# Recorded information:
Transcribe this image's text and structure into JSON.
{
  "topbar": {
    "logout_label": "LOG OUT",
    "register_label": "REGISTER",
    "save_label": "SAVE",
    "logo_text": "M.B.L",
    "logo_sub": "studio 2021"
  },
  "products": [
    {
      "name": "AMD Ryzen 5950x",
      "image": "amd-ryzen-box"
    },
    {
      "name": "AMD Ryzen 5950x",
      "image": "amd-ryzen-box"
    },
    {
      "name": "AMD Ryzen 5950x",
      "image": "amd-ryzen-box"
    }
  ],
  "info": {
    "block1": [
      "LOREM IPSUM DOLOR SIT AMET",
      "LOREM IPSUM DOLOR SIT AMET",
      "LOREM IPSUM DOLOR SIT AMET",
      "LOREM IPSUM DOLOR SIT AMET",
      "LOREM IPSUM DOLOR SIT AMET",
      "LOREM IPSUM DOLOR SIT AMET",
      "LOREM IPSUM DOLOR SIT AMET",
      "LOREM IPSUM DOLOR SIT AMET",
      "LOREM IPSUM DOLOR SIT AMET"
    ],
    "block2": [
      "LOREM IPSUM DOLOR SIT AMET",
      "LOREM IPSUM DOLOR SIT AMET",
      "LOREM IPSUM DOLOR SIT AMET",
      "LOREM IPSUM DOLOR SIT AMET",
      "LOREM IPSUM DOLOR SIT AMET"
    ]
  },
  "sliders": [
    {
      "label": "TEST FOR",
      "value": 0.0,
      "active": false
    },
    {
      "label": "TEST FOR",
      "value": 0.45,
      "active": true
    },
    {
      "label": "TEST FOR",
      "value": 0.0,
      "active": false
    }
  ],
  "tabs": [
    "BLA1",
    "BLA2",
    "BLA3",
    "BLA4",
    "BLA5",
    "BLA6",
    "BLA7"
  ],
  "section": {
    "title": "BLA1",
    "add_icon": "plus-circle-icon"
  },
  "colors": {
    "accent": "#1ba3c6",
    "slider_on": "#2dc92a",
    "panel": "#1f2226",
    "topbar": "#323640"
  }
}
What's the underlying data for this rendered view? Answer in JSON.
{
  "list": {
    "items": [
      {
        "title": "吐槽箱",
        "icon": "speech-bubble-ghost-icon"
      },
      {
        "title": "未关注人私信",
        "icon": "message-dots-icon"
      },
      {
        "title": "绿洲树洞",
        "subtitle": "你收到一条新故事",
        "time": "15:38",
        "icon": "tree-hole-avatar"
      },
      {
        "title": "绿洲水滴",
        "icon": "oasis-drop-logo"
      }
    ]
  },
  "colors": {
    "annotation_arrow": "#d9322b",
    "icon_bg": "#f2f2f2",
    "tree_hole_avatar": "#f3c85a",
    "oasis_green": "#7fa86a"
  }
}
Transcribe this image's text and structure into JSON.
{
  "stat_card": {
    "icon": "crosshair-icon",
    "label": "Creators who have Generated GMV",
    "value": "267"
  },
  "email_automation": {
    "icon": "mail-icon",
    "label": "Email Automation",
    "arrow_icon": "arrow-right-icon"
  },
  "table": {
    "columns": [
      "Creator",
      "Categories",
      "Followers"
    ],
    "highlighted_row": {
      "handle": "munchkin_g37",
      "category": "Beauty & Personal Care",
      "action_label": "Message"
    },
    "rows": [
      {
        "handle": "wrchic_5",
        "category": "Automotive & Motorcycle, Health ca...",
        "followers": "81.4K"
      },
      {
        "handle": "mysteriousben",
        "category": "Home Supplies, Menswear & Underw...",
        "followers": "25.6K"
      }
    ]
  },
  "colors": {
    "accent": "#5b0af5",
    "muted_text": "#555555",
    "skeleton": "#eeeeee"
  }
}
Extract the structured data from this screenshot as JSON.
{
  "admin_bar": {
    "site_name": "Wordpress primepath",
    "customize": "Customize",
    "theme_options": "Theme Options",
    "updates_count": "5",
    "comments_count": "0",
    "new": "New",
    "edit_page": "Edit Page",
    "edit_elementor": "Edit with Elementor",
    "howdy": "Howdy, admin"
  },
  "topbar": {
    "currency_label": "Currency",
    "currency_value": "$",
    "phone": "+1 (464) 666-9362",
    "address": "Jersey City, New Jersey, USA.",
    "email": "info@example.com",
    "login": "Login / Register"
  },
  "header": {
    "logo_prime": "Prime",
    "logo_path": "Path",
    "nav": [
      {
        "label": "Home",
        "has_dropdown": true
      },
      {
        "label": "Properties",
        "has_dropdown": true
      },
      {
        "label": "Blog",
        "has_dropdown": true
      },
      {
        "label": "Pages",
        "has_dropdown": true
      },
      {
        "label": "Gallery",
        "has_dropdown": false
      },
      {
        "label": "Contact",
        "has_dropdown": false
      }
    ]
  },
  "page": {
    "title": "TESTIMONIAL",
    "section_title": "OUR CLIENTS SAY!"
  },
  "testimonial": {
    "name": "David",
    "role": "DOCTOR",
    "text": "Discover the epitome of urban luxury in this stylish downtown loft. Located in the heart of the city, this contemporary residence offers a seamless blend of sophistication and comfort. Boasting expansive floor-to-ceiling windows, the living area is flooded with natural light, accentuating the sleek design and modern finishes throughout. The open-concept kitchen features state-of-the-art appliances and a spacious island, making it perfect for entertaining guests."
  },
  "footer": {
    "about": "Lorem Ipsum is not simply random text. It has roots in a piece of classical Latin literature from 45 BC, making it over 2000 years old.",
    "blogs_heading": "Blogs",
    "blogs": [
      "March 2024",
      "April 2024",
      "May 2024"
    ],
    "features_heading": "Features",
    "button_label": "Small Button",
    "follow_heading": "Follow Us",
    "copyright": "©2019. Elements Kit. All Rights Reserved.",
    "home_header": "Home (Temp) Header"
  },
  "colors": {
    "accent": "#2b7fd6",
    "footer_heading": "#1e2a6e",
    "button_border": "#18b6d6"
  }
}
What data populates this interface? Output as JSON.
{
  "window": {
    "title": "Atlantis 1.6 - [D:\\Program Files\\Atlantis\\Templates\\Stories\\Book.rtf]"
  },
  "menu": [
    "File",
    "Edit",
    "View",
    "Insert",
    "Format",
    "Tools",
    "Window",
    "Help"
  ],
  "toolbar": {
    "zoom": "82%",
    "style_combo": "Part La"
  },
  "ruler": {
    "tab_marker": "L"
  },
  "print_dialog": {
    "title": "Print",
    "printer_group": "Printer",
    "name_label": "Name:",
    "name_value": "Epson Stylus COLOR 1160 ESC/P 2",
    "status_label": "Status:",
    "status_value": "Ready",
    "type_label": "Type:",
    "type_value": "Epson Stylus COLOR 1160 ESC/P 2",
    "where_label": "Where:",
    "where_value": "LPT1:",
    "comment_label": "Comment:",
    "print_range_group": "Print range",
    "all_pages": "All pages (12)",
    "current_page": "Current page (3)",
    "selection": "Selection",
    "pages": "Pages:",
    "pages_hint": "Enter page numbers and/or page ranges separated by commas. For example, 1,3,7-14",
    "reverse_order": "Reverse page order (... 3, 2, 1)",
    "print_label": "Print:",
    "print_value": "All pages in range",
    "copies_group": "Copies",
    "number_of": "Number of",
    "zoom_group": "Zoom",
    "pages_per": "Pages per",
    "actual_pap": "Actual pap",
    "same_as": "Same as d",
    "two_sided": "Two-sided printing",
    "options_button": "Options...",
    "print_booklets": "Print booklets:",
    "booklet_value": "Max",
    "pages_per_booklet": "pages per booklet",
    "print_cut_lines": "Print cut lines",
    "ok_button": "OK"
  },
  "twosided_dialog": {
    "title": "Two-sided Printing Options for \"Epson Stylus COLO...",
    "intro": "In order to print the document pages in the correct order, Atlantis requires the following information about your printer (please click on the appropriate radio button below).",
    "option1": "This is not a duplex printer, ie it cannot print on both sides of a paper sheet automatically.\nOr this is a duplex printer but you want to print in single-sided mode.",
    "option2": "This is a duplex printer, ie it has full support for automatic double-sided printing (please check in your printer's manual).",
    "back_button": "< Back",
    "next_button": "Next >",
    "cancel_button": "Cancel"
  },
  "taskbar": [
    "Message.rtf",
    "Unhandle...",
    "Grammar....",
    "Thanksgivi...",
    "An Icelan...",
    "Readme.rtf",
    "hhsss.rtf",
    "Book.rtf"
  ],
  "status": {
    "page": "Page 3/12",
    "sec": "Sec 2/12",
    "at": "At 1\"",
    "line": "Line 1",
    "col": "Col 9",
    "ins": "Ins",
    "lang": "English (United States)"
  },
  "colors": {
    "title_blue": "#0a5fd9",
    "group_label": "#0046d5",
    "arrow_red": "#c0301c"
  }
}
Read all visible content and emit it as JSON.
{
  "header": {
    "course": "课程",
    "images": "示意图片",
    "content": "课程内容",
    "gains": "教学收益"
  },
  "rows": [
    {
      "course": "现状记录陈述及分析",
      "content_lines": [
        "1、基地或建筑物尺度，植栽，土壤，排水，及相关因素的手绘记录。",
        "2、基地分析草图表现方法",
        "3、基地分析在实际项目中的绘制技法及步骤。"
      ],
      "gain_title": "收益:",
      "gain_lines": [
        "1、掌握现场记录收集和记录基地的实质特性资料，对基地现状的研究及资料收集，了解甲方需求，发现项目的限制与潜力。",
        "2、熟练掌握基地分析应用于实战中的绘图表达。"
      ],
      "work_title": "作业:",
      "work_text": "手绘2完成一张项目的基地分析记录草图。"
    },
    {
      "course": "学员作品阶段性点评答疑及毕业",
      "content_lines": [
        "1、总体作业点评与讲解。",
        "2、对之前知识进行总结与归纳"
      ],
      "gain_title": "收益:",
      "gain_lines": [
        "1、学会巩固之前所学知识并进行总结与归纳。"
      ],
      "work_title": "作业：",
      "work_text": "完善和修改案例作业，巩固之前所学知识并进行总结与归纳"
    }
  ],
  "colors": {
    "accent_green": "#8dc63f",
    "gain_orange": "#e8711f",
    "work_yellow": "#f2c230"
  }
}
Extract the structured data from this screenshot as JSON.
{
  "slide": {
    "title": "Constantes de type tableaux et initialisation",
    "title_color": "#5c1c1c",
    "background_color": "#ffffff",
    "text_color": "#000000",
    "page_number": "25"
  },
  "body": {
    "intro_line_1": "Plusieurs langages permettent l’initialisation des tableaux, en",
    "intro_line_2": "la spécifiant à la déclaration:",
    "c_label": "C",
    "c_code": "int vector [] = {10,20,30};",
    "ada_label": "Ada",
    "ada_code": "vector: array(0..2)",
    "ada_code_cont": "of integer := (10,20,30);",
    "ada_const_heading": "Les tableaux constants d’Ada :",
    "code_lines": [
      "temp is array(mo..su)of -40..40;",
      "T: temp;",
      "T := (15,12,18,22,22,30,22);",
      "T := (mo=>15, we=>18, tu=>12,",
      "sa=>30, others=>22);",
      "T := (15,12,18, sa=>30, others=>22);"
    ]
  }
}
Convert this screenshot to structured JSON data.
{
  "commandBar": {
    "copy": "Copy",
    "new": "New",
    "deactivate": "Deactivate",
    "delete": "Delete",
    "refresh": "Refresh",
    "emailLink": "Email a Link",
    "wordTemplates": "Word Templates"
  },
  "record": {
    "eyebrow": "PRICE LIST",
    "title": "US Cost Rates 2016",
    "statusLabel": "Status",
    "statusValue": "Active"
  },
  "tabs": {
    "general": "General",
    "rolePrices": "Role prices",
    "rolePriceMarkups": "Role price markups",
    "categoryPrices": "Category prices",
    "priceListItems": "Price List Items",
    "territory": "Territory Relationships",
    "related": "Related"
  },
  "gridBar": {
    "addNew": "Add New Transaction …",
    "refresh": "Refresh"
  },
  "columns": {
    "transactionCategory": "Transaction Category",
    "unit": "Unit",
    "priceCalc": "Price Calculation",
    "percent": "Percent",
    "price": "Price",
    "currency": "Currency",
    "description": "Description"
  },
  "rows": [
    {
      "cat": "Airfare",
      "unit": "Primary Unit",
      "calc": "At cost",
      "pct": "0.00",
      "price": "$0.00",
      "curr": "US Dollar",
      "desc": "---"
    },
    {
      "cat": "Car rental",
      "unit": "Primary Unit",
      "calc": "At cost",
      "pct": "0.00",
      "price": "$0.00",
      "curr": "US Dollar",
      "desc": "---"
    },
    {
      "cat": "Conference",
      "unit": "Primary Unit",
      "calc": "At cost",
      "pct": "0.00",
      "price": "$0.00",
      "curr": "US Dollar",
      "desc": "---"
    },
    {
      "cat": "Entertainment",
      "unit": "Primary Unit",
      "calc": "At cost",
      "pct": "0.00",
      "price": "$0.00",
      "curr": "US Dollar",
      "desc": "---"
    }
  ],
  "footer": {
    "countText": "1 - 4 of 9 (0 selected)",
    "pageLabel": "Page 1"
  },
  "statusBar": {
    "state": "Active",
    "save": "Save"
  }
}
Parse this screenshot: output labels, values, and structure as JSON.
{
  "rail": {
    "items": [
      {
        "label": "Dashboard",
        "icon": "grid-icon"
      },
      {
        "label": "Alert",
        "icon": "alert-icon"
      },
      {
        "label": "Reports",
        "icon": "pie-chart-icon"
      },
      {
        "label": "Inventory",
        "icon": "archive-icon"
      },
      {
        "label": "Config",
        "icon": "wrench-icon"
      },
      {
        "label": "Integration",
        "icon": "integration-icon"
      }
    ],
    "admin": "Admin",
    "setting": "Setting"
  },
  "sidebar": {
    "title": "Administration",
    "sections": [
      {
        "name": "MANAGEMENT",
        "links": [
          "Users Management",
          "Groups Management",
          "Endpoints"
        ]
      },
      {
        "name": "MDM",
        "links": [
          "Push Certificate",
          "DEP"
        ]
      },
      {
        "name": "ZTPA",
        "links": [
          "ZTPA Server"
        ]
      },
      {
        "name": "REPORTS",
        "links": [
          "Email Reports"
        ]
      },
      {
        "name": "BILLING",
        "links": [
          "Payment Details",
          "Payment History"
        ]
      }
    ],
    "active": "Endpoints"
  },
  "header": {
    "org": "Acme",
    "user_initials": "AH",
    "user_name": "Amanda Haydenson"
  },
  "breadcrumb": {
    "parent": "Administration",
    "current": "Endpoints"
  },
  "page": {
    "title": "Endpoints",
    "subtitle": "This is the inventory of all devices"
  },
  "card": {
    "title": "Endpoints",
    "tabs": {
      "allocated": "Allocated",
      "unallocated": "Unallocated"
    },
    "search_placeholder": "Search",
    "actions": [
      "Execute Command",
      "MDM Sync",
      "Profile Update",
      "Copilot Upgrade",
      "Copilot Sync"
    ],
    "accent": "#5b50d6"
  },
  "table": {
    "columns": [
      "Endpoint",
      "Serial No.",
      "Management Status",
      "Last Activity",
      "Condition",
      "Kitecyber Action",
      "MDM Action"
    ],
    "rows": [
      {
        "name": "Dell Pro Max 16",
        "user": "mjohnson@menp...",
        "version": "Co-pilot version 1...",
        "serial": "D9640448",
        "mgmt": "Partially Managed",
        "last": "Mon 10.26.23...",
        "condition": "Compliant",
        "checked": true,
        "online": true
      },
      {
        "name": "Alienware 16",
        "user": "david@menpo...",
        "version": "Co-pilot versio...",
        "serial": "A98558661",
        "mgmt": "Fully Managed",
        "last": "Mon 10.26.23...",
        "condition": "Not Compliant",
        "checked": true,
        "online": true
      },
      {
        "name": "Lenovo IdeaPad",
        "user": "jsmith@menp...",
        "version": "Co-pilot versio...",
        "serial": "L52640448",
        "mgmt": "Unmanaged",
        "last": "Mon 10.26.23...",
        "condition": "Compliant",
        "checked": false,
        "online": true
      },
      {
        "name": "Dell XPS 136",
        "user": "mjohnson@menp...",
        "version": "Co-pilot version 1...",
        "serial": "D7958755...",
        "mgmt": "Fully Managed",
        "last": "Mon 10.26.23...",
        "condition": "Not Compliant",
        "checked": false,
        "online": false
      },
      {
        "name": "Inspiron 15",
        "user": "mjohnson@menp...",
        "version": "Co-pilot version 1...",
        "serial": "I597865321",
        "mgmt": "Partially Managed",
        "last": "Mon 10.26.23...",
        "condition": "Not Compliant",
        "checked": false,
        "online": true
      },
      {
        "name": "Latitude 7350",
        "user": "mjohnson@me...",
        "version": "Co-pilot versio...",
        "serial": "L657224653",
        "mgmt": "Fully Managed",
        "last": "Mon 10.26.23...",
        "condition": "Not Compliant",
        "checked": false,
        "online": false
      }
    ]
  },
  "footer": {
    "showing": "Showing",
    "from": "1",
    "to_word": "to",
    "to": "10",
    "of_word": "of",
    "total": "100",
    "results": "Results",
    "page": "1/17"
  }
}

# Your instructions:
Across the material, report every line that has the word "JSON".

# Completed task:
Transcribe this image's text and structure into JSON.
What's the underlying data for this rendered view? Answer in JSON.
Transcribe this image's text and structure into JSON.
Extract the structured data from this screenshot as JSON.
What data populates this interface? Output as JSON.
Read all visible content and emit it as JSON.
Extract the structured data from this screenshot as JSON.
Convert this screenshot to structured JSON data.
Parse this screenshot: output labels, values, and structure as JSON.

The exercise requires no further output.